On that note, it is wise to also carry around a mini- first aid kit. I started in training, and got made fun of for it. Sure my baggy containing band-aids, Advil, Sudefed, Imodium, Benedril, a nail file, re-hydration salts, toilet paper and extra underwear (because you just never know) may have seemed excessive to some, but I cannot tell you how often it came in handy. Also how often people have come to me because they needed something medical and were just unprepared.

Try not to judge yourself when general hygiene goes out the window. Because it will go out the window. You will preach washing your hands 1 million times a day, but after you finish eating your dinner with your fingers, you will wipe your hands on your pants. Or how you go days without bathing. It is hot, so you want/ need to take a bucket bath. But it is too hot to motivate to actually do it. It is a vicious cycle that can last days. It's ok, scoff now. Judge me please. Just come talk to me in 6mo to a year and let me know if you are still holding up.
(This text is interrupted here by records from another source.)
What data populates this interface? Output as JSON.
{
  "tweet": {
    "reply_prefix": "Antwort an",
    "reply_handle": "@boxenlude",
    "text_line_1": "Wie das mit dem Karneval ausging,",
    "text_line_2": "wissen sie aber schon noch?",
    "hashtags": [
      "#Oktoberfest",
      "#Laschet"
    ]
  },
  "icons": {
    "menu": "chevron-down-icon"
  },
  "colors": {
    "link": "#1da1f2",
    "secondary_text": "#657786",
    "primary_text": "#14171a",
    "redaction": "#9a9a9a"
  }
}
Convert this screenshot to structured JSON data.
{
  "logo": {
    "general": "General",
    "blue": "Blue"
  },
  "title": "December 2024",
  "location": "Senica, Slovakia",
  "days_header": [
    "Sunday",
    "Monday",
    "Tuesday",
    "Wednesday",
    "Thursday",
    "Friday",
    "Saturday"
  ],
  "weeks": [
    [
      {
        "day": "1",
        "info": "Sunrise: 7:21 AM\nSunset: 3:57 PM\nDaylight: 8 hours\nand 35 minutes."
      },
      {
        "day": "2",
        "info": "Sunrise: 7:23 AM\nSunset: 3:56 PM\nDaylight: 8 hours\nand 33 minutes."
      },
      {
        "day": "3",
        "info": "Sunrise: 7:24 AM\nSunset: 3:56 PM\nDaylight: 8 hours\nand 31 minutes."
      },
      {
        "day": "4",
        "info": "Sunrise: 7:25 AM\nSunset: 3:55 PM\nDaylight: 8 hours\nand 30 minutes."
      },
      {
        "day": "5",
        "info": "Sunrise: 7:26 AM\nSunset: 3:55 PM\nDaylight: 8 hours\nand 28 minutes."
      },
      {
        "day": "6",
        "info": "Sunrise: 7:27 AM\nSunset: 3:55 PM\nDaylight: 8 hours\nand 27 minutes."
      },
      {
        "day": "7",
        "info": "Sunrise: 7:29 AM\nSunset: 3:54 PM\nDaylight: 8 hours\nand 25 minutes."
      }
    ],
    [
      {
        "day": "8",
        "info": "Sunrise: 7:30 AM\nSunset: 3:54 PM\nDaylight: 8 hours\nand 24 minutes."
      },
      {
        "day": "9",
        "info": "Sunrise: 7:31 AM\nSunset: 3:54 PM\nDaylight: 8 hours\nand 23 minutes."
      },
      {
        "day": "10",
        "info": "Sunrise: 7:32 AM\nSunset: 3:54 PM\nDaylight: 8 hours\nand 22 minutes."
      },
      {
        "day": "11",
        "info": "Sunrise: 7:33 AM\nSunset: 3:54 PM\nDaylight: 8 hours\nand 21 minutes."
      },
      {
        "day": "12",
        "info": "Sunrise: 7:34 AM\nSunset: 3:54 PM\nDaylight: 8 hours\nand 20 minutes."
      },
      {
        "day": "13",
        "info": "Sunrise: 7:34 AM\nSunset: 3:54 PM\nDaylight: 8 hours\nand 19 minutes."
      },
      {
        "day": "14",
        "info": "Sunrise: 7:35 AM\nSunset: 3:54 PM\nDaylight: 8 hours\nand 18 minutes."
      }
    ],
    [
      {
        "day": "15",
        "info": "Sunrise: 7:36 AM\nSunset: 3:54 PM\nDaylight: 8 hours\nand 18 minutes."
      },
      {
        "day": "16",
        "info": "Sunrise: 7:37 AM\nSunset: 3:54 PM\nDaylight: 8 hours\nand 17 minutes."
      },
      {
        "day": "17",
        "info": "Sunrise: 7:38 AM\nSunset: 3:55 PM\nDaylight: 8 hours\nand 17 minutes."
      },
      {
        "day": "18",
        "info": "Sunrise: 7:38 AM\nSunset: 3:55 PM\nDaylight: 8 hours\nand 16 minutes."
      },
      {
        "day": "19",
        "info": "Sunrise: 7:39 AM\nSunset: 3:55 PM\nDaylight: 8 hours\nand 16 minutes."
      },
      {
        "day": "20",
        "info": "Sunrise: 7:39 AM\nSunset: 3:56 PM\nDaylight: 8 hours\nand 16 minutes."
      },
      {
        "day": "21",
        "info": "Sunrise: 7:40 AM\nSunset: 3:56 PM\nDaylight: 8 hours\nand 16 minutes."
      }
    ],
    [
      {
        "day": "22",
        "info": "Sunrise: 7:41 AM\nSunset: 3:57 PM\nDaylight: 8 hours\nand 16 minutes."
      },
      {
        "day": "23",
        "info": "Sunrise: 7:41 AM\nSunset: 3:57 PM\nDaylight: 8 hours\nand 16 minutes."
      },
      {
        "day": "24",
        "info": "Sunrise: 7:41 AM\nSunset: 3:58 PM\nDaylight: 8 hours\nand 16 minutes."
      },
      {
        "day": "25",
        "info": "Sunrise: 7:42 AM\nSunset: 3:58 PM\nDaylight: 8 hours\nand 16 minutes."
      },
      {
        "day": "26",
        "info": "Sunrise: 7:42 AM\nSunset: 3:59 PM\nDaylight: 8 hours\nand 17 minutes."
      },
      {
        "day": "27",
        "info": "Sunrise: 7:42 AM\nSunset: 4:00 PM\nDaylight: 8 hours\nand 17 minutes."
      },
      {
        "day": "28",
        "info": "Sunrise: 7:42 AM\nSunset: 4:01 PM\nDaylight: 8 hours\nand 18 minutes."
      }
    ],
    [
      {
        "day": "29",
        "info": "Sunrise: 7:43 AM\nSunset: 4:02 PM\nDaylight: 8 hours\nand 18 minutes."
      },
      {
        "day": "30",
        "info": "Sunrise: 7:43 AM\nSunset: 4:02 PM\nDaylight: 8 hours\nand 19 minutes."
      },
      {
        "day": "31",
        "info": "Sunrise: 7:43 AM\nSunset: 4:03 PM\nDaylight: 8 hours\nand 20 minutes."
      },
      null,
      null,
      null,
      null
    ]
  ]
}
This one is for the ladies. Guy volunteers get off easy when it comes to laundry. Guys will almost never have to do their own laundry. It is just not the custom down here. I felt for most of my service that I could not pay someone to wash my laundry for me, as I was afraid the women in my community would look down on me for it. Like 'Oh she can't even do her own laundry, she must be useless.' That is ridiculous. The first time I asked a neighbor to wash a guacual of clothes for me, I felt so free. That was one less item on my giant list of things to do. Also when I got my clothes back I was stunned to see that they were significantly cleaner than when I wash them myself. Especially my white shirts, it was like they were new again! I still do most of my own laundry, but it is nice to know that when I am feeling overwhelmed with everything I can ask for help on this one, time consuming task and it makes my life easier and you are giving a couple of bucks to a family who can probably use it. Also it is shamefully cheap to have your clothes washed down here, and the families can always use the money.

Stay hydrated! It is hot in most of El Salvador. If you do not drink excess water it is easy to not even realize how quickly you start to feel the side effects of dehydration. Perhaps you won't even feel the effects of it until it is too late... then you must drink the re-hydration salts. Trust me water tastes significantly better than the re-hydration salts.

The odds that you will poop you pants here are high. Just accept this fact now and your service will have a little less stress. I have a strong stomach and almost never get sick and it happened to me. Just stay calm and make sure you are prepared.

If you have people in your community that you do not get along with, take a deep breath. Do not let them ruin your service. There are exceptions to every rule, but you probably won't have to work with these people if you do not want to. Find the community members that understand you and are excited to help with your projects.

Papaya cures everything. When I first got to country it seemed like papaya was their solution to any medical problem I brought to PC staff. I scoffed at first, but papaya is great. It can help clear up anything from stomach trouble to an ingrown toenail. Fact.

But most of all I would just say, stick it out. Sometimes it will be hard and uncomfortable, but it is totally worth it.


  1. Great advice! I hope you gave that talk to all the newbies that came to your site last weekend.


  2. Now we just need someone to write an 'Advice: Reintegration into the US' post for you!

  3. I just accepted the invitation to serve in El Salvador for July 2013 and I'm so happy I have your blog to read before I get there!! Great advice!